These statements invite argument. Quarterbacks will feel attacked and use the statements to debate their position with you, maintaining they do not criticize you, they do not hurt overly sensitive you, and they are trying to make less work, not more. This is not the conversation you want to have.
2. Use "I" statements to stay focused on your feelings:
3. Communicate in a way that expresses your empathy - your understanding of the quarterback's position:
"It must be difficult to be so far away and concerned about Mom."
"It sounds like you are really concerned about Dad."
"It seems like you think Mom's doctor is not prescribing the right medication."
Important notes about using empathy statements in your communication: Be sure to ask them in the form of questions rather than statements. Ask if this is indeed how they think or feel. Don't make these statements if you don't mean them. They can come out as sarcasm, and you don't have the energy for this now.
4. Be clear about what you and the care recipient need. Focus on tasks:
"We need assistance finding a new doctor."
"I need respite to go on a vacation."
"We need someone to look into alternative care options."
5. Establish regular contact.
Meet with them via conference call, e-mail or in person. Keep them updated about caregiving and involve them in making decisions.
6. Develop and review a written plan about their involvement in caregiving.
That could include financial support, bookkeeping, meeting with health professionals, researching, visiting regularly and providing respite.
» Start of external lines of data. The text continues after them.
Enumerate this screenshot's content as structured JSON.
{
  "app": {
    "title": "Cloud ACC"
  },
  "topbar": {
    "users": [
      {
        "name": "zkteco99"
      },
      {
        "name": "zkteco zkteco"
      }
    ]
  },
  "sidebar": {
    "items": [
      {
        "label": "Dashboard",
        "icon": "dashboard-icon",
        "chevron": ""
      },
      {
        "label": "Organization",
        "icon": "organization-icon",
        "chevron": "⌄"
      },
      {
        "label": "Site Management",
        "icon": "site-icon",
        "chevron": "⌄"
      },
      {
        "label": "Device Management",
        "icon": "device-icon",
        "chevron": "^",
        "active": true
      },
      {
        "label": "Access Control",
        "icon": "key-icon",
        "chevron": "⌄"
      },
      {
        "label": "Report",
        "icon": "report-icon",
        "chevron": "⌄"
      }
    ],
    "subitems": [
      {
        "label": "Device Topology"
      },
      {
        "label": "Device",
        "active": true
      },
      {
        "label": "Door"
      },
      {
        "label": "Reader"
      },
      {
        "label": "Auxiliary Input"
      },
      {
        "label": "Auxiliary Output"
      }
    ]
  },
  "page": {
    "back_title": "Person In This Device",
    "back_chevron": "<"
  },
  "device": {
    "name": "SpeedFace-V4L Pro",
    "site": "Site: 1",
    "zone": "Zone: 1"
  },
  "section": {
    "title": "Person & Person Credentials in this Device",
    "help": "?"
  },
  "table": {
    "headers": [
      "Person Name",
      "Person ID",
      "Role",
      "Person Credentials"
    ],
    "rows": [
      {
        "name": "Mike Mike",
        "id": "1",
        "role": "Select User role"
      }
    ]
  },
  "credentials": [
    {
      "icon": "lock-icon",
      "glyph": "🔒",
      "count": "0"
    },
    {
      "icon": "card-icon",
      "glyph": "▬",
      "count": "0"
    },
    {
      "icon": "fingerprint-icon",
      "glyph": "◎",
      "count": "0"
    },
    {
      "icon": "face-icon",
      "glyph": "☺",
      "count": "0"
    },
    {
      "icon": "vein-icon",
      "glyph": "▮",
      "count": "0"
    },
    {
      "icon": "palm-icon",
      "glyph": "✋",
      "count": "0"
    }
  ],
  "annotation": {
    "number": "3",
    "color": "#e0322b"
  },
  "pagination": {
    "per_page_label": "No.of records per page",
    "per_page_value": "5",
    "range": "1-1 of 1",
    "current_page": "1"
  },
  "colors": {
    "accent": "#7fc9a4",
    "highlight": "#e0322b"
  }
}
I know all of this seems like a great deal of extra work. It involves introspection, patience and perhaps new skills. However, the more people are involved in caregiving, the richer all of our lives will be. Primary caregivers get needed respite, all benefit from the various skills each individual brings, and quarterbacks know they were not excluded.